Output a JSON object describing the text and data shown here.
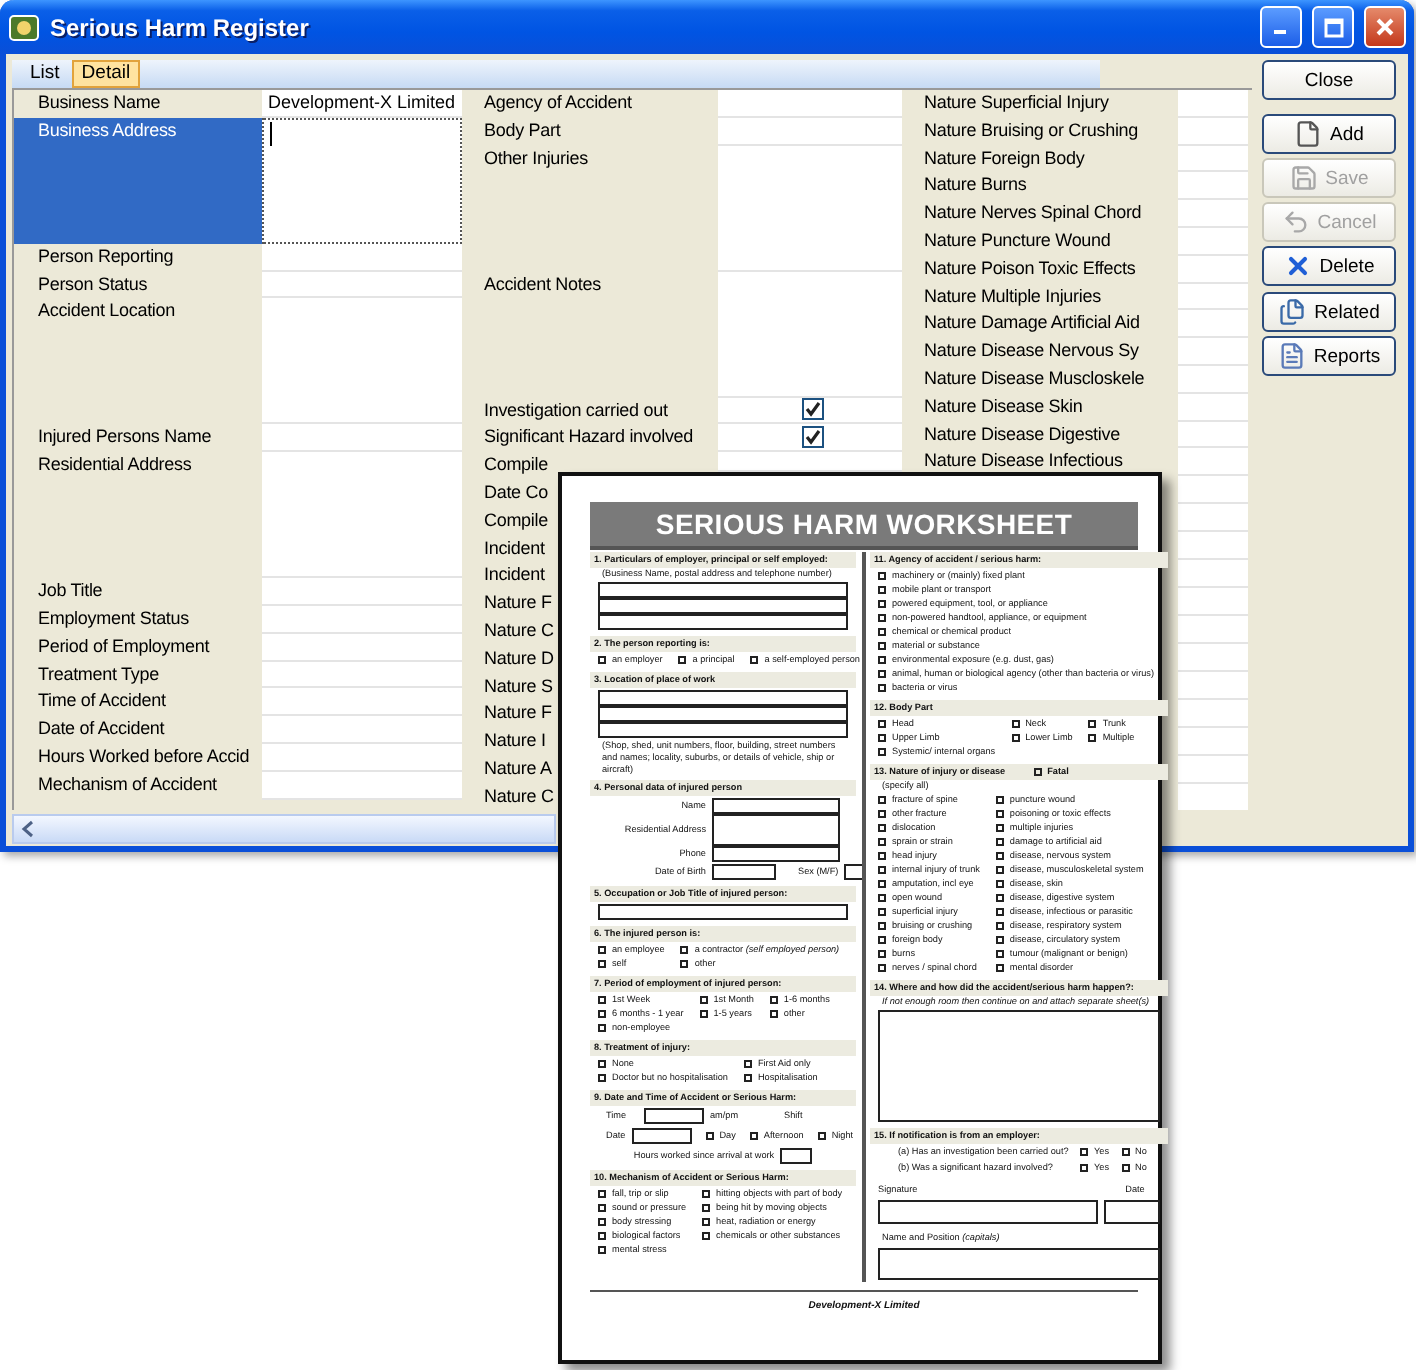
{
  "window": {
    "title": "Serious Harm Register"
  },
  "tabs": [
    {
      "label": "List",
      "selected": false
    },
    {
      "label": "Detail",
      "selected": true
    }
  ],
  "columns": [
    {
      "fields": [
        {
          "label": "Business Name",
          "value": "Development-X Limited",
          "kind": "text",
          "selected": false
        },
        {
          "label": "Business Address",
          "kind": "multiline",
          "selected": true
        },
        {
          "label": "Person Reporting",
          "kind": "text",
          "selected": false
        },
        {
          "label": "Person Status",
          "kind": "text",
          "selected": false
        },
        {
          "label": "Accident Location",
          "kind": "multiline",
          "selected": false
        },
        {
          "label": "Injured Persons Name",
          "kind": "text",
          "selected": false
        },
        {
          "label": "Residential Address",
          "kind": "multiline",
          "selected": false
        },
        {
          "label": "Job Title",
          "kind": "text",
          "selected": false
        },
        {
          "label": "Employment Status",
          "kind": "text",
          "selected": false
        },
        {
          "label": "Period of Employment",
          "kind": "text",
          "selected": false
        },
        {
          "label": "Treatment Type",
          "kind": "text",
          "selected": false
        },
        {
          "label": "Time of Accident",
          "kind": "text",
          "selected": false
        },
        {
          "label": "Date of Accident",
          "kind": "text",
          "selected": false
        },
        {
          "label": "Hours Worked before Accid",
          "kind": "text",
          "selected": false
        },
        {
          "label": "Mechanism of Accident",
          "kind": "text",
          "selected": false
        }
      ]
    },
    {
      "fields": [
        {
          "label": "Agency of Accident",
          "kind": "text"
        },
        {
          "label": "Body Part",
          "kind": "text"
        },
        {
          "label": "Other Injuries",
          "kind": "multiline"
        },
        {
          "label": "Accident Notes",
          "kind": "multiline"
        },
        {
          "label": "Investigation carried out",
          "kind": "checkbox",
          "checked": true
        },
        {
          "label": "Significant Hazard involved",
          "kind": "checkbox",
          "checked": true
        },
        {
          "label": "Compile",
          "kind": "text"
        },
        {
          "label": "Date Co",
          "kind": "text"
        },
        {
          "label": "Compile",
          "kind": "text"
        },
        {
          "label": "Incident",
          "kind": "text"
        },
        {
          "label": "Incident",
          "kind": "text"
        },
        {
          "label": "Nature F",
          "kind": "text"
        },
        {
          "label": "Nature C",
          "kind": "text"
        },
        {
          "label": "Nature D",
          "kind": "text"
        },
        {
          "label": "Nature S",
          "kind": "text"
        },
        {
          "label": "Nature F",
          "kind": "text"
        },
        {
          "label": "Nature I",
          "kind": "text"
        },
        {
          "label": "Nature A",
          "kind": "text"
        },
        {
          "label": "Nature C",
          "kind": "text"
        }
      ]
    },
    {
      "fields": [
        {
          "label": "Nature Superficial Injury",
          "kind": "text"
        },
        {
          "label": "Nature Bruising or Crushing",
          "kind": "text"
        },
        {
          "label": "Nature Foreign Body",
          "kind": "text"
        },
        {
          "label": "Nature Burns",
          "kind": "text"
        },
        {
          "label": "Nature Nerves Spinal Chord",
          "kind": "text"
        },
        {
          "label": "Nature Puncture Wound",
          "kind": "text"
        },
        {
          "label": "Nature Poison Toxic Effects",
          "kind": "text"
        },
        {
          "label": "Nature Multiple Injuries",
          "kind": "text"
        },
        {
          "label": "Nature Damage Artificial Aid",
          "kind": "text"
        },
        {
          "label": "Nature Disease Nervous Sy",
          "kind": "text"
        },
        {
          "label": "Nature Disease Muscloskele",
          "kind": "text"
        },
        {
          "label": "Nature Disease Skin",
          "kind": "text"
        },
        {
          "label": "Nature Disease Digestive",
          "kind": "text"
        },
        {
          "label": "Nature Disease Infectious",
          "kind": "text"
        }
      ]
    }
  ],
  "buttons": [
    {
      "label": "Close",
      "disabled": false
    },
    {
      "label": "Add",
      "disabled": false
    },
    {
      "label": "Save",
      "disabled": true
    },
    {
      "label": "Cancel",
      "disabled": true
    },
    {
      "label": "Delete",
      "disabled": false
    },
    {
      "label": "Related",
      "disabled": false
    },
    {
      "label": "Reports",
      "disabled": false
    }
  ],
  "worksheet": {
    "title": "SERIOUS HARM WORKSHEET",
    "left_sections": [
      {
        "kind": "boxes",
        "heading": "1. Particulars of employer, principal or self employed:",
        "note": "(Business Name, postal address and telephone number)"
      },
      {
        "kind": "options",
        "heading": "2. The person reporting is:",
        "rows": [
          [
            "an employer",
            "a principal",
            "a self-employed person"
          ]
        ]
      },
      {
        "kind": "boxes",
        "heading": "3. Location of place of work",
        "after_note": "(Shop, shed, unit numbers, floor, building, street numbers and names; locality, suburbs, or details of vehicle, ship or aircraft)"
      },
      {
        "kind": "person",
        "heading": "4. Personal data of injured person",
        "fields": [
          {
            "label": "Name",
            "kind": "line"
          },
          {
            "label": "Residential Address",
            "kind": "tall"
          },
          {
            "label": "Phone",
            "kind": "line"
          }
        ],
        "dob": "Date of Birth",
        "sex": "Sex (M/F)"
      },
      {
        "kind": "box",
        "heading": "5. Occupation or Job Title of injured person:"
      },
      {
        "kind": "options",
        "heading": "6. The injured person is:",
        "rows": [
          [
            "an employee",
            "a contractor *(self employed person)*"
          ],
          [
            "self",
            "other"
          ]
        ]
      },
      {
        "kind": "options",
        "heading": "7. Period of employment of injured person:",
        "rows": [
          [
            "1st Week",
            "1st Month",
            "1-6 months"
          ],
          [
            "6 months - 1 year",
            "1-5 years",
            "other"
          ],
          [
            "non-employee"
          ]
        ]
      },
      {
        "kind": "options",
        "heading": "8. Treatment of injury:",
        "rows": [
          [
            "None",
            "First Aid only"
          ],
          [
            "Doctor but no hospitalisation",
            "Hospitalisation"
          ]
        ]
      },
      {
        "kind": "datetime",
        "heading": "9. Date and Time of Accident or Serious Harm:",
        "time": "Time",
        "ampm": "am/pm",
        "shift": "Shift",
        "date": "Date",
        "shifts": [
          "Day",
          "Afternoon",
          "Night"
        ],
        "hours": "Hours worked since arrival at work"
      },
      {
        "kind": "options",
        "heading": "10. Mechanism of Accident or Serious Harm:",
        "rows": [
          [
            "fall, trip or slip",
            "hitting objects with part of body"
          ],
          [
            "sound or pressure",
            "being hit by moving objects"
          ],
          [
            "body stressing",
            "heat, radiation or energy"
          ],
          [
            "biological factors",
            "chemicals or other substances"
          ],
          [
            "mental stress"
          ]
        ]
      }
    ],
    "right_sections": [
      {
        "kind": "options",
        "heading": "11. Agency of accident / serious harm:",
        "rows": [
          [
            "machinery or (mainly) fixed plant"
          ],
          [
            "mobile plant or transport"
          ],
          [
            "powered equipment, tool, or appliance"
          ],
          [
            "non-powered handtool, appliance, or equipment"
          ],
          [
            "chemical or chemical product"
          ],
          [
            "material or substance"
          ],
          [
            "environmental exposure (e.g. dust, gas)"
          ],
          [
            "animal, human or biological agency (other than bacteria or virus)"
          ],
          [
            "bacteria or virus"
          ]
        ]
      },
      {
        "kind": "options",
        "heading": "12. Body Part",
        "rows": [
          [
            "Head",
            "Neck",
            "Trunk"
          ],
          [
            "Upper Limb",
            "Lower Limb",
            "Multiple"
          ],
          [
            "Systemic/ internal organs"
          ]
        ]
      },
      {
        "kind": "options",
        "heading": "13. Nature of injury or disease",
        "heading_option": "Fatal",
        "note": "(specify all)",
        "rows": [
          [
            "fracture of spine",
            "puncture wound"
          ],
          [
            "other fracture",
            "poisoning or toxic effects"
          ],
          [
            "dislocation",
            "multiple injuries"
          ],
          [
            "sprain or strain",
            "damage to artificial aid"
          ],
          [
            "head injury",
            "disease, nervous system"
          ],
          [
            "internal injury of trunk",
            "disease, musculoskeletal system"
          ],
          [
            "amputation, incl eye",
            "disease, skin"
          ],
          [
            "open wound",
            "disease, digestive system"
          ],
          [
            "superficial injury",
            "disease, infectious or parasitic"
          ],
          [
            "bruising or crushing",
            "disease, respiratory system"
          ],
          [
            "foreign body",
            "disease, circulatory system"
          ],
          [
            "burns",
            "tumour (malignant or benign)"
          ],
          [
            "nerves / spinal chord",
            "mental disorder"
          ]
        ]
      },
      {
        "kind": "narrative",
        "heading": "14. Where and how did the accident/serious harm happen?:",
        "note": "If not enough room then continue on and attach separate sheet(s)"
      },
      {
        "kind": "notification",
        "heading": "15. If notification is from an employer:",
        "questions": [
          {
            "text": "(a) Has an investigation been carried out?",
            "options": [
              "Yes",
              "No"
            ]
          },
          {
            "text": "(b) Was a significant hazard involved?",
            "options": [
              "Yes",
              "No"
            ]
          }
        ],
        "signature": "Signature",
        "date": "Date",
        "name": "Name and Position *(capitals)*"
      }
    ],
    "footer": "Development-X Limited"
  }
}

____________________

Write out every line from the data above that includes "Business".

          "label": "Business Name",
          "label": "Business Address",
        "note": "(Business Name, postal address and telephone number)"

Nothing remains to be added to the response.